Required work - Each entry below should be given again exactly; the pictures stay out.

# # #

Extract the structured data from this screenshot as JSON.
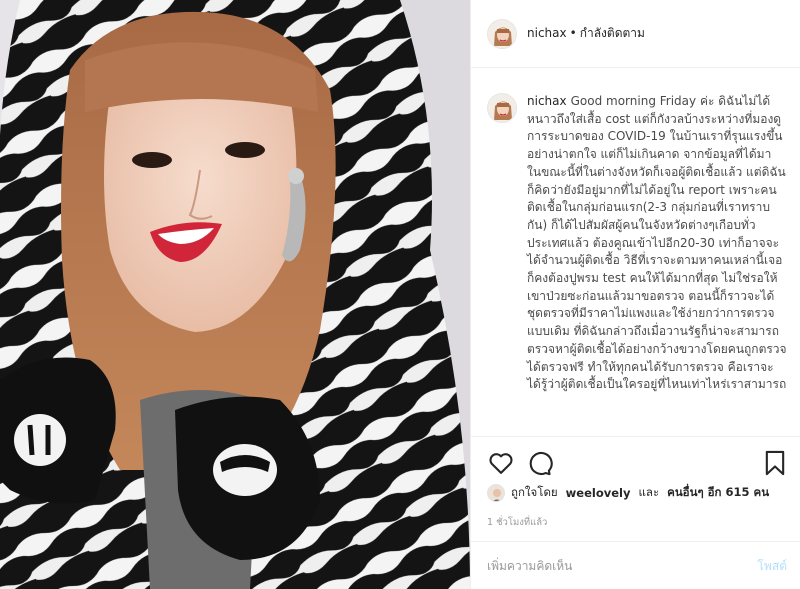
{
  "header": {
    "username": "nichax",
    "separator": "•",
    "follow_status": "กำลังติดตาม"
  },
  "caption": {
    "username": "nichax",
    "text": "Good morning Friday ค่ะ ดิฉันไม่ได้หนาวถึงใส่เสื้อ cost แต่ก็กังวลบ้างระหว่างที่มองดูการระบาดของ COVID-19 ในบ้านเราที่รุนแรงขึ้นอย่างน่าตกใจ แต่ก็ไม่เกินคาด จากข้อมูลที่ได้มา ในขณะนี้ที่ในต่างจังหวัดก็เจอผู้ติดเชื้อแล้ว แต่ดิฉันก็คิดว่ายังมีอยู่มากที่ไม่ได้อยู่ใน report เพราะคนติดเชื้อในกลุ่มก่อนแรก(2-3 กลุ่มก่อนที่เราทราบกัน) ก็ได้ไปสัมผัสผู้คนในจังหวัดต่างๆเกือบทั่วประเทศแล้ว ต้องคูณเข้าไปอีก20-30 เท่าก็อาจจะได้จำนวนผู้ติดเชื้อ วิธีที่เราจะตามหาคนเหล่านี้เจอก็คงต้องปูพรม test คนให้ได้มากที่สุด ไม่ใช่รอให้เขาป่วยซะก่อนแล้วมาขอตรวจ ตอนนี้ก็ราวจะได้ชุดตรวจที่มีราคาไม่แพงและใช้ง่ายกว่าการตรวจแบบเดิม ที่ดิฉันกล่าวถึงเมื่อวานรัฐก็น่าจะสามารถตรวจหาผู้ติดเชื้อได้อย่างกว้างขวางโดยคนถูกตรวจได้ตรวจฟรี ทำให้ทุกคนได้รับการตรวจ คือเราจะได้รู้ว่าผู้ติดเชื้อเป็นใครอยู่ที่ไหนเท่าไหร่เราสามารถ"
  },
  "actions": {
    "like_icon": "heart-icon",
    "comment_icon": "speech-bubble-icon",
    "save_icon": "bookmark-icon"
  },
  "likes": {
    "prefix": "ถูกใจโดย",
    "liker": "weelovely",
    "conjunction": "และ",
    "others": "คนอื่นๆ อีก 615 คน"
  },
  "timestamp": "1 ชั่วโมงที่แล้ว",
  "comment": {
    "placeholder": "เพิ่มความคิดเห็น",
    "post_label": "โพสต์"
  },
  "colors": {
    "text": "#262626",
    "muted": "#999999",
    "border": "#efefef",
    "post_disabled": "#b2dffc"
  }
}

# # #

Expected answer -
Extract the structured data from this screenshot as JSON.
{
  "header": {
    "username": "nichax",
    "separator": "•",
    "follow_status": "กำลังติดตาม"
  },
  "caption": {
    "username": "nichax",
    "text": "Good morning Friday ค่ะ ดิฉันไม่ได้หนาวถึงใส่เสื้อ cost แต่ก็กังวลบ้างระหว่างที่มองดูการระบาดของ COVID-19 ในบ้านเราที่รุนแรงขึ้นอย่างน่าตกใจ แต่ก็ไม่เกินคาด จากข้อมูลที่ได้มา ในขณะนี้ที่ในต่างจังหวัดก็เจอผู้ติดเชื้อแล้ว แต่ดิฉันก็คิดว่ายังมีอยู่มากที่ไม่ได้อยู่ใน report เพราะคนติดเชื้อในกลุ่มก่อนแรก(2-3 กลุ่มก่อนที่เราทราบกัน) ก็ได้ไปสัมผัสผู้คนในจังหวัดต่างๆเกือบทั่วประเทศแล้ว ต้องคูณเข้าไปอีก20-30 เท่าก็อาจจะได้จำนวนผู้ติดเชื้อ วิธีที่เราจะตามหาคนเหล่านี้เจอก็คงต้องปูพรม test คนให้ได้มากที่สุด ไม่ใช่รอให้เขาป่วยซะก่อนแล้วมาขอตรวจ ตอนนี้ก็ราวจะได้ชุดตรวจที่มีราคาไม่แพงและใช้ง่ายกว่าการตรวจแบบเดิม ที่ดิฉันกล่าวถึงเมื่อวานรัฐก็น่าจะสามารถตรวจหาผู้ติดเชื้อได้อย่างกว้างขวางโดยคนถูกตรวจได้ตรวจฟรี ทำให้ทุกคนได้รับการตรวจ คือเราจะได้รู้ว่าผู้ติดเชื้อเป็นใครอยู่ที่ไหนเท่าไหร่เราสามารถ"
  },
  "actions": {
    "like_icon": "heart-icon",
    "comment_icon": "speech-bubble-icon",
    "save_icon": "bookmark-icon"
  },
  "likes": {
    "prefix": "ถูกใจโดย",
    "liker": "weelovely",
    "conjunction": "และ",
    "others": "คนอื่นๆ อีก 615 คน"
  },
  "timestamp": "1 ชั่วโมงที่แล้ว",
  "comment": {
    "placeholder": "เพิ่มความคิดเห็น",
    "post_label": "โพสต์"
  },
  "colors": {
    "text": "#262626",
    "muted": "#999999",
    "border": "#efefef",
    "post_disabled": "#b2dffc"
  }
}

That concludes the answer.